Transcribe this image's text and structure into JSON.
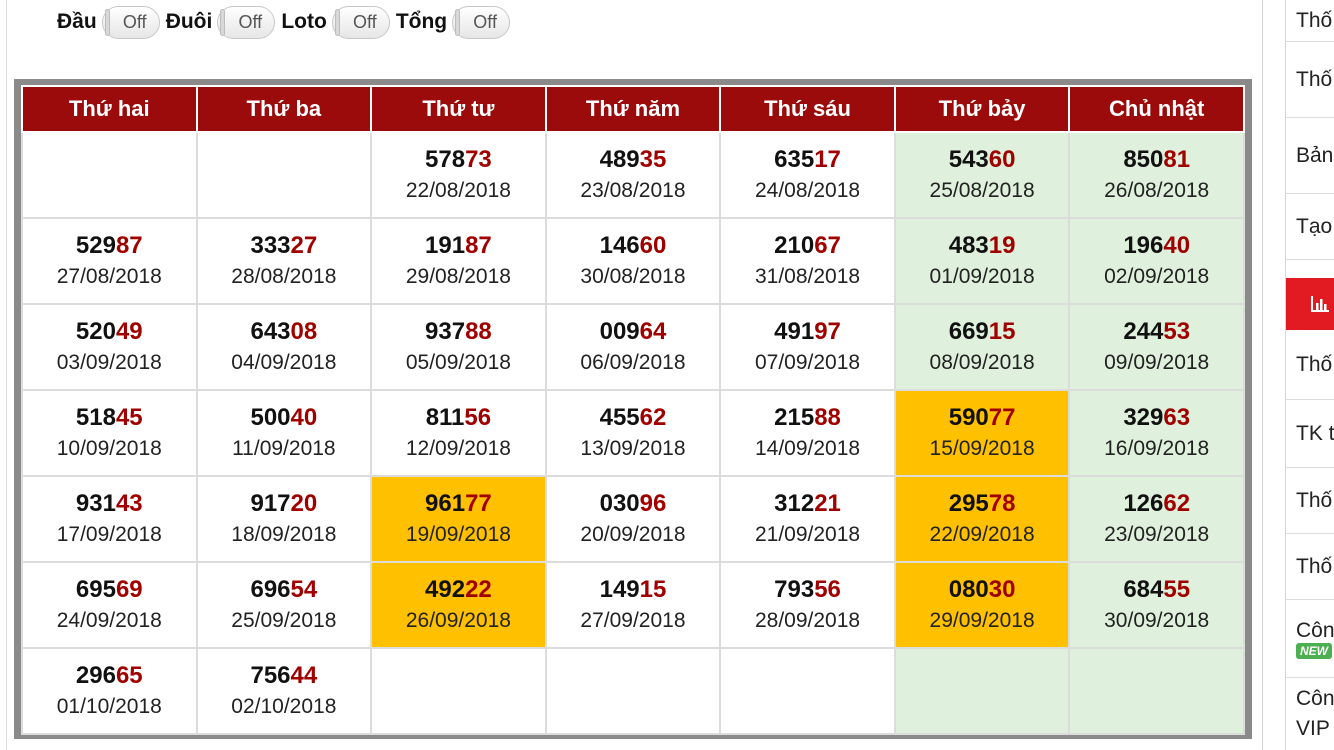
{
  "toggles": [
    {
      "label": "Đầu",
      "state": "Off"
    },
    {
      "label": "Đuôi",
      "state": "Off"
    },
    {
      "label": "Loto",
      "state": "Off"
    },
    {
      "label": "Tổng",
      "state": "Off"
    }
  ],
  "calendar": {
    "headers": [
      "Thứ hai",
      "Thứ ba",
      "Thứ tư",
      "Thứ năm",
      "Thứ sáu",
      "Thứ bảy",
      "Chủ nhật"
    ],
    "colors": {
      "header_bg": "#9b0b0b",
      "weekend_bg": "#dff0dc",
      "highlight_bg": "#ffc000",
      "tail_color": "#a00000"
    },
    "rows": [
      [
        null,
        null,
        {
          "head": "578",
          "tail": "73",
          "date": "22/08/2018"
        },
        {
          "head": "489",
          "tail": "35",
          "date": "23/08/2018"
        },
        {
          "head": "635",
          "tail": "17",
          "date": "24/08/2018"
        },
        {
          "head": "543",
          "tail": "60",
          "date": "25/08/2018"
        },
        {
          "head": "850",
          "tail": "81",
          "date": "26/08/2018"
        }
      ],
      [
        {
          "head": "529",
          "tail": "87",
          "date": "27/08/2018"
        },
        {
          "head": "333",
          "tail": "27",
          "date": "28/08/2018"
        },
        {
          "head": "191",
          "tail": "87",
          "date": "29/08/2018"
        },
        {
          "head": "146",
          "tail": "60",
          "date": "30/08/2018"
        },
        {
          "head": "210",
          "tail": "67",
          "date": "31/08/2018"
        },
        {
          "head": "483",
          "tail": "19",
          "date": "01/09/2018"
        },
        {
          "head": "196",
          "tail": "40",
          "date": "02/09/2018"
        }
      ],
      [
        {
          "head": "520",
          "tail": "49",
          "date": "03/09/2018"
        },
        {
          "head": "643",
          "tail": "08",
          "date": "04/09/2018"
        },
        {
          "head": "937",
          "tail": "88",
          "date": "05/09/2018"
        },
        {
          "head": "009",
          "tail": "64",
          "date": "06/09/2018"
        },
        {
          "head": "491",
          "tail": "97",
          "date": "07/09/2018"
        },
        {
          "head": "669",
          "tail": "15",
          "date": "08/09/2018"
        },
        {
          "head": "244",
          "tail": "53",
          "date": "09/09/2018"
        }
      ],
      [
        {
          "head": "518",
          "tail": "45",
          "date": "10/09/2018"
        },
        {
          "head": "500",
          "tail": "40",
          "date": "11/09/2018"
        },
        {
          "head": "811",
          "tail": "56",
          "date": "12/09/2018"
        },
        {
          "head": "455",
          "tail": "62",
          "date": "13/09/2018"
        },
        {
          "head": "215",
          "tail": "88",
          "date": "14/09/2018"
        },
        {
          "head": "590",
          "tail": "77",
          "date": "15/09/2018",
          "highlight": true
        },
        {
          "head": "329",
          "tail": "63",
          "date": "16/09/2018"
        }
      ],
      [
        {
          "head": "931",
          "tail": "43",
          "date": "17/09/2018"
        },
        {
          "head": "917",
          "tail": "20",
          "date": "18/09/2018"
        },
        {
          "head": "961",
          "tail": "77",
          "date": "19/09/2018",
          "highlight": true
        },
        {
          "head": "030",
          "tail": "96",
          "date": "20/09/2018"
        },
        {
          "head": "312",
          "tail": "21",
          "date": "21/09/2018"
        },
        {
          "head": "295",
          "tail": "78",
          "date": "22/09/2018",
          "highlight": true
        },
        {
          "head": "126",
          "tail": "62",
          "date": "23/09/2018"
        }
      ],
      [
        {
          "head": "695",
          "tail": "69",
          "date": "24/09/2018"
        },
        {
          "head": "696",
          "tail": "54",
          "date": "25/09/2018"
        },
        {
          "head": "492",
          "tail": "22",
          "date": "26/09/2018",
          "highlight": true
        },
        {
          "head": "149",
          "tail": "15",
          "date": "27/09/2018"
        },
        {
          "head": "793",
          "tail": "56",
          "date": "28/09/2018"
        },
        {
          "head": "080",
          "tail": "30",
          "date": "29/09/2018",
          "highlight": true
        },
        {
          "head": "684",
          "tail": "55",
          "date": "30/09/2018"
        }
      ],
      [
        {
          "head": "296",
          "tail": "65",
          "date": "01/10/2018"
        },
        {
          "head": "756",
          "tail": "44",
          "date": "02/10/2018"
        },
        null,
        null,
        null,
        null,
        null
      ]
    ]
  },
  "sidebar": {
    "items": [
      "Thố",
      "Thố",
      "Bản",
      "Tạo",
      "Thố",
      "TK t",
      "Thố",
      "Thố",
      "Côn",
      "Côn VIP"
    ],
    "new_badge": "NEW",
    "chart_icon": "bar-chart-icon"
  }
}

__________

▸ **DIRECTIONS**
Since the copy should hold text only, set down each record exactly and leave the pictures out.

▸ **ANSWER**
Transcribe this image's text and structure into JSON.
{
  "toggles": [
    {
      "label": "Đầu",
      "state": "Off"
    },
    {
      "label": "Đuôi",
      "state": "Off"
    },
    {
      "label": "Loto",
      "state": "Off"
    },
    {
      "label": "Tổng",
      "state": "Off"
    }
  ],
  "calendar": {
    "headers": [
      "Thứ hai",
      "Thứ ba",
      "Thứ tư",
      "Thứ năm",
      "Thứ sáu",
      "Thứ bảy",
      "Chủ nhật"
    ],
    "colors": {
      "header_bg": "#9b0b0b",
      "weekend_bg": "#dff0dc",
      "highlight_bg": "#ffc000",
      "tail_color": "#a00000"
    },
    "rows": [
      [
        null,
        null,
        {
          "head": "578",
          "tail": "73",
          "date": "22/08/2018"
        },
        {
          "head": "489",
          "tail": "35",
          "date": "23/08/2018"
        },
        {
          "head": "635",
          "tail": "17",
          "date": "24/08/2018"
        },
        {
          "head": "543",
          "tail": "60",
          "date": "25/08/2018"
        },
        {
          "head": "850",
          "tail": "81",
          "date": "26/08/2018"
        }
      ],
      [
        {
          "head": "529",
          "tail": "87",
          "date": "27/08/2018"
        },
        {
          "head": "333",
          "tail": "27",
          "date": "28/08/2018"
        },
        {
          "head": "191",
          "tail": "87",
          "date": "29/08/2018"
        },
        {
          "head": "146",
          "tail": "60",
          "date": "30/08/2018"
        },
        {
          "head": "210",
          "tail": "67",
          "date": "31/08/2018"
        },
        {
          "head": "483",
          "tail": "19",
          "date": "01/09/2018"
        },
        {
          "head": "196",
          "tail": "40",
          "date": "02/09/2018"
        }
      ],
      [
        {
          "head": "520",
          "tail": "49",
          "date": "03/09/2018"
        },
        {
          "head": "643",
          "tail": "08",
          "date": "04/09/2018"
        },
        {
          "head": "937",
          "tail": "88",
          "date": "05/09/2018"
        },
        {
          "head": "009",
          "tail": "64",
          "date": "06/09/2018"
        },
        {
          "head": "491",
          "tail": "97",
          "date": "07/09/2018"
        },
        {
          "head": "669",
          "tail": "15",
          "date": "08/09/2018"
        },
        {
          "head": "244",
          "tail": "53",
          "date": "09/09/2018"
        }
      ],
      [
        {
          "head": "518",
          "tail": "45",
          "date": "10/09/2018"
        },
        {
          "head": "500",
          "tail": "40",
          "date": "11/09/2018"
        },
        {
          "head": "811",
          "tail": "56",
          "date": "12/09/2018"
        },
        {
          "head": "455",
          "tail": "62",
          "date": "13/09/2018"
        },
        {
          "head": "215",
          "tail": "88",
          "date": "14/09/2018"
        },
        {
          "head": "590",
          "tail": "77",
          "date": "15/09/2018",
          "highlight": true
        },
        {
          "head": "329",
          "tail": "63",
          "date": "16/09/2018"
        }
      ],
      [
        {
          "head": "931",
          "tail": "43",
          "date": "17/09/2018"
        },
        {
          "head": "917",
          "tail": "20",
          "date": "18/09/2018"
        },
        {
          "head": "961",
          "tail": "77",
          "date": "19/09/2018",
          "highlight": true
        },
        {
          "head": "030",
          "tail": "96",
          "date": "20/09/2018"
        },
        {
          "head": "312",
          "tail": "21",
          "date": "21/09/2018"
        },
        {
          "head": "295",
          "tail": "78",
          "date": "22/09/2018",
          "highlight": true
        },
        {
          "head": "126",
          "tail": "62",
          "date": "23/09/2018"
        }
      ],
      [
        {
          "head": "695",
          "tail": "69",
          "date": "24/09/2018"
        },
        {
          "head": "696",
          "tail": "54",
          "date": "25/09/2018"
        },
        {
          "head": "492",
          "tail": "22",
          "date": "26/09/2018",
          "highlight": true
        },
        {
          "head": "149",
          "tail": "15",
          "date": "27/09/2018"
        },
        {
          "head": "793",
          "tail": "56",
          "date": "28/09/2018"
        },
        {
          "head": "080",
          "tail": "30",
          "date": "29/09/2018",
          "highlight": true
        },
        {
          "head": "684",
          "tail": "55",
          "date": "30/09/2018"
        }
      ],
      [
        {
          "head": "296",
          "tail": "65",
          "date": "01/10/2018"
        },
        {
          "head": "756",
          "tail": "44",
          "date": "02/10/2018"
        },
        null,
        null,
        null,
        null,
        null
      ]
    ]
  },
  "sidebar": {
    "items": [
      "Thố",
      "Thố",
      "Bản",
      "Tạo",
      "Thố",
      "TK t",
      "Thố",
      "Thố",
      "Côn",
      "Côn VIP"
    ],
    "new_badge": "NEW",
    "chart_icon": "bar-chart-icon"
  }
}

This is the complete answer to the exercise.